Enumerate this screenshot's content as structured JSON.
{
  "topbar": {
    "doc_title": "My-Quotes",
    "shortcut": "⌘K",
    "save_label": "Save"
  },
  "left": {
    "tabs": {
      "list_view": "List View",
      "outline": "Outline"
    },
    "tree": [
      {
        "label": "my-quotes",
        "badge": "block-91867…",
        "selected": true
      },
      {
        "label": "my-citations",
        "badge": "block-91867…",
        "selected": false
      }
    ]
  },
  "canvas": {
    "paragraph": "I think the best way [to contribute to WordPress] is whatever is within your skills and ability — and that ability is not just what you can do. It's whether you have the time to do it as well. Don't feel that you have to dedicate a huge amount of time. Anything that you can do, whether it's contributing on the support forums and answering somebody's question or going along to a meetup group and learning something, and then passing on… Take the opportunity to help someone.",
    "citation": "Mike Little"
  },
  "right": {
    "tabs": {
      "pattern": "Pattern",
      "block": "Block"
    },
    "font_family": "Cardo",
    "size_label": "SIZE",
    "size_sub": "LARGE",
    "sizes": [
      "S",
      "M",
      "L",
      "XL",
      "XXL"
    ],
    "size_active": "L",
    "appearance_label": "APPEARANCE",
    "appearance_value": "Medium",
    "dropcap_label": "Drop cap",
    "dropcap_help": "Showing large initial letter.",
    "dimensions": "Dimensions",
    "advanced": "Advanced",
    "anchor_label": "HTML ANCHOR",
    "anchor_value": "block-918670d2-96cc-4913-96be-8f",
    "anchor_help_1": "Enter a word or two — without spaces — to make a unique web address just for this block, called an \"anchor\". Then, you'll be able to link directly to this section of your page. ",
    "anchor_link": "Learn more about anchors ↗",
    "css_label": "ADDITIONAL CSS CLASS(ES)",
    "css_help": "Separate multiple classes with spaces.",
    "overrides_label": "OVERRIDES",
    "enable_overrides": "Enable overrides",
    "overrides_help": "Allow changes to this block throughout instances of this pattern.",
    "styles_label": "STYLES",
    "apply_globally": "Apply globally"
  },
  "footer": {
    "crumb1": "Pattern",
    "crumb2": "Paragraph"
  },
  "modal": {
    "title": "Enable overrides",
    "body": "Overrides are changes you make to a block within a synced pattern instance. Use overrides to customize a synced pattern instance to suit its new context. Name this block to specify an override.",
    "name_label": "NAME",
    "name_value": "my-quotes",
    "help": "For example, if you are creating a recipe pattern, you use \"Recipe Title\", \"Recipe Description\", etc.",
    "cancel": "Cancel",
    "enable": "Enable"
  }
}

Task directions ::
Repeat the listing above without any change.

Solution for this exercise ::
Enumerate this screenshot's content as structured JSON.
{
  "topbar": {
    "doc_title": "My-Quotes",
    "shortcut": "⌘K",
    "save_label": "Save"
  },
  "left": {
    "tabs": {
      "list_view": "List View",
      "outline": "Outline"
    },
    "tree": [
      {
        "label": "my-quotes",
        "badge": "block-91867…",
        "selected": true
      },
      {
        "label": "my-citations",
        "badge": "block-91867…",
        "selected": false
      }
    ]
  },
  "canvas": {
    "paragraph": "I think the best way [to contribute to WordPress] is whatever is within your skills and ability — and that ability is not just what you can do. It's whether you have the time to do it as well. Don't feel that you have to dedicate a huge amount of time. Anything that you can do, whether it's contributing on the support forums and answering somebody's question or going along to a meetup group and learning something, and then passing on… Take the opportunity to help someone.",
    "citation": "Mike Little"
  },
  "right": {
    "tabs": {
      "pattern": "Pattern",
      "block": "Block"
    },
    "font_family": "Cardo",
    "size_label": "SIZE",
    "size_sub": "LARGE",
    "sizes": [
      "S",
      "M",
      "L",
      "XL",
      "XXL"
    ],
    "size_active": "L",
    "appearance_label": "APPEARANCE",
    "appearance_value": "Medium",
    "dropcap_label": "Drop cap",
    "dropcap_help": "Showing large initial letter.",
    "dimensions": "Dimensions",
    "advanced": "Advanced",
    "anchor_label": "HTML ANCHOR",
    "anchor_value": "block-918670d2-96cc-4913-96be-8f",
    "anchor_help_1": "Enter a word or two — without spaces — to make a unique web address just for this block, called an \"anchor\". Then, you'll be able to link directly to this section of your page. ",
    "anchor_link": "Learn more about anchors ↗",
    "css_label": "ADDITIONAL CSS CLASS(ES)",
    "css_help": "Separate multiple classes with spaces.",
    "overrides_label": "OVERRIDES",
    "enable_overrides": "Enable overrides",
    "overrides_help": "Allow changes to this block throughout instances of this pattern.",
    "styles_label": "STYLES",
    "apply_globally": "Apply globally"
  },
  "footer": {
    "crumb1": "Pattern",
    "crumb2": "Paragraph"
  },
  "modal": {
    "title": "Enable overrides",
    "body": "Overrides are changes you make to a block within a synced pattern instance. Use overrides to customize a synced pattern instance to suit its new context. Name this block to specify an override.",
    "name_label": "NAME",
    "name_value": "my-quotes",
    "help": "For example, if you are creating a recipe pattern, you use \"Recipe Title\", \"Recipe Description\", etc.",
    "cancel": "Cancel",
    "enable": "Enable"
  }
}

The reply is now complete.